On the Electoral Expenses
Although there is the regulation of electoral expenses, the open secret is that the costs that politicians incur to get elected into executive and legislative offices are increasingly becoming prohibitive. Electoral expenses now run into hundreds of millions and billions.
If things were this way in 1979 some of the eminent politicians who got elected as governors and senators would never be in power. Some just left their jobs as school principals , civil servants and professionals employed by private companies to go into politics. Even President Shehu Shagari, who emerged as president in the election, was not a billionaire. With their modest means, the political parties were able to foot the bills of the campaigns.
The constitution provides that all suitably qualified persons can contest elections on the platform of their chosen political parties. For instance, to contest election for the office of the president, Chapter 6, Part 1, Section 131 of the 1999 Constitution says that the candidate must have the following qualifications: Nigerian citizenship, age of 40; membership of a political party and education up to the school certificate level.
However, many Nigerians who have the forgoing qualifications and are desirous of serving their country at the highest level cannot afford the huge of costs of elections.
Chief Afe Babalola, a Senior Advocate of Nigeria and founder of the Afe Babalola University, Ado Ekiti, spoke about this trend recently. He said as the highest tax payer in Ekiti State, he could not dare contest presidential election because of the costs.

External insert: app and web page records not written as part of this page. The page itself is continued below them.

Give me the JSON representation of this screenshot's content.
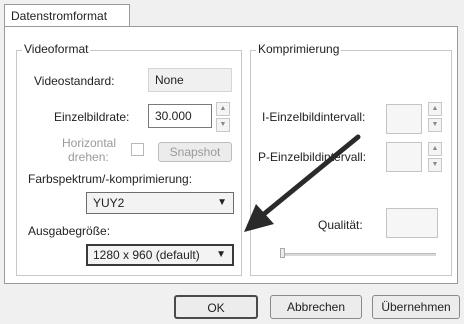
{
  "tab": {
    "label": "Datenstromformat"
  },
  "video": {
    "legend": "Videoformat",
    "standard_label": "Videostandard:",
    "standard_value": "None",
    "framerate_label": "Einzelbildrate:",
    "framerate_value": "30.000",
    "flip_label_line1": "Horizontal",
    "flip_label_line2": "drehen:",
    "snapshot_label": "Snapshot",
    "color_label": "Farbspektrum/-komprimierung:",
    "color_value": "YUY2",
    "output_label": "Ausgabegröße:",
    "output_value": "1280 x 960  (default)"
  },
  "compression": {
    "legend": "Komprimierung",
    "iframe_label": "I-Einzelbildintervall:",
    "pframe_label": "P-Einzelbildintervall:",
    "quality_label": "Qualität:"
  },
  "buttons": {
    "ok": "OK",
    "cancel": "Abbrechen",
    "apply": "Übernehmen"
  },
  "icons": {
    "spin": "spinner-arrows-icon",
    "dropdown": "chevron-down-icon",
    "arrow": "annotation-arrow-icon"
  }
}
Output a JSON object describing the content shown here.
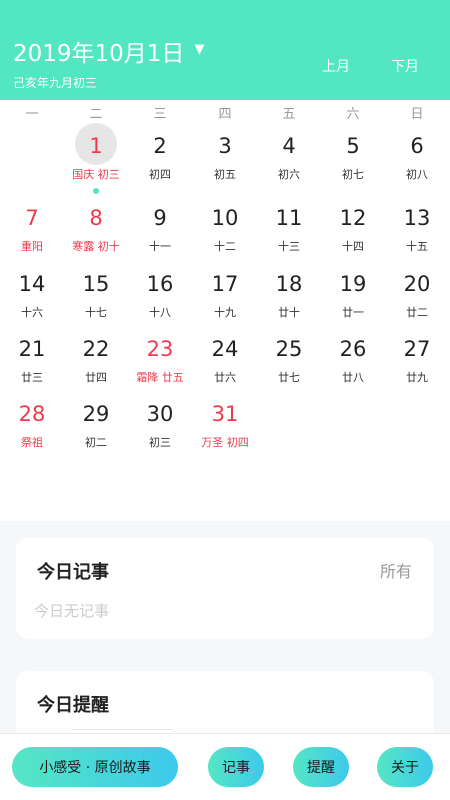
{
  "header": {
    "title": "2019年10月1日",
    "caret_icon": "▼",
    "lunar_subtitle": "己亥年九月初三",
    "prev_label": "上月",
    "next_label": "下月",
    "accent_color": "#52e6c3"
  },
  "weekdays": [
    "一",
    "二",
    "三",
    "四",
    "五",
    "六",
    "日"
  ],
  "calendar": {
    "selected_day": "1",
    "holiday_color": "#ee3a4c",
    "days": [
      {
        "day": "1",
        "sub": "国庆 初三",
        "red": true,
        "selected": true,
        "has_event": true
      },
      {
        "day": "2",
        "sub": "初四",
        "red": false
      },
      {
        "day": "3",
        "sub": "初五",
        "red": false
      },
      {
        "day": "4",
        "sub": "初六",
        "red": false
      },
      {
        "day": "5",
        "sub": "初七",
        "red": false
      },
      {
        "day": "6",
        "sub": "初八",
        "red": false
      },
      {
        "day": "7",
        "sub": "重阳",
        "red": true
      },
      {
        "day": "8",
        "sub": "寒露 初十",
        "red": true
      },
      {
        "day": "9",
        "sub": "十一",
        "red": false
      },
      {
        "day": "10",
        "sub": "十二",
        "red": false
      },
      {
        "day": "11",
        "sub": "十三",
        "red": false
      },
      {
        "day": "12",
        "sub": "十四",
        "red": false
      },
      {
        "day": "13",
        "sub": "十五",
        "red": false
      },
      {
        "day": "14",
        "sub": "十六",
        "red": false
      },
      {
        "day": "15",
        "sub": "十七",
        "red": false
      },
      {
        "day": "16",
        "sub": "十八",
        "red": false
      },
      {
        "day": "17",
        "sub": "十九",
        "red": false
      },
      {
        "day": "18",
        "sub": "廿十",
        "red": false
      },
      {
        "day": "19",
        "sub": "廿一",
        "red": false
      },
      {
        "day": "20",
        "sub": "廿二",
        "red": false
      },
      {
        "day": "21",
        "sub": "廿三",
        "red": false
      },
      {
        "day": "22",
        "sub": "廿四",
        "red": false
      },
      {
        "day": "23",
        "sub": "霜降 廿五",
        "red": true
      },
      {
        "day": "24",
        "sub": "廿六",
        "red": false
      },
      {
        "day": "25",
        "sub": "廿七",
        "red": false
      },
      {
        "day": "26",
        "sub": "廿八",
        "red": false
      },
      {
        "day": "27",
        "sub": "廿九",
        "red": false
      },
      {
        "day": "28",
        "sub": "祭祖",
        "red": true
      },
      {
        "day": "29",
        "sub": "初二",
        "red": false
      },
      {
        "day": "30",
        "sub": "初三",
        "red": false
      },
      {
        "day": "31",
        "sub": "万圣 初四",
        "red": true
      }
    ]
  },
  "notes_card": {
    "title": "今日记事",
    "all_label": "所有",
    "empty_text": "今日无记事"
  },
  "remind_card": {
    "title": "今日提醒"
  },
  "bottom_bar": {
    "story_label": "小感受 · 原创故事",
    "note_label": "记事",
    "remind_label": "提醒",
    "about_label": "关于"
  }
}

This element of prohibitive electoral costs poses a serious limitation on the flourishing of liberal democracy in the land. Some cynics may dismiss this observation on the ground that “elections are expensive everywhere.” To deepen democracy, the matter should not be glossed over at all. It is even hypocritical for the enthusiasts of liberal democracy at the level of theory to gloss it over. This exclusionary poltical culture should be a matter for rigorous interrogation. The liberal slogan that “you can vote and be voted for” should be seriously qualified. That is what the reality suggests. For you can only be voted for if you have money or you have sponsors who have enough money to pay the bills. Whereas the poor have the right to vote, it is only the rich or those supported by the rich who can seriously be talking of being voted for by the electorate. Well, maybe the voters in the 21st Century are luckier. That is looking at the history of western liberal democracy. Once upon a time, ownership of property was a condition to be qualified as a voter just as those of the female gender were once not qualified to vote. This underlying class dimension is not often discussed when the beauty of liberal democracy is celebrated by theorists.
Meanwhile, another practical aspect of electoral expenses that should interest Aare Afe Babalola is the cost of electoral litigation especially when the outcomes of elections are contested in courts. Some politicians have said that they spent more money to sustain the cases at the tribunals than they spent in the pre-election activities.
Perhaps, the first step to take in reducing the cost of elections is to ensure that as much as possible elections are determined at the polling booths and not in the court rooms.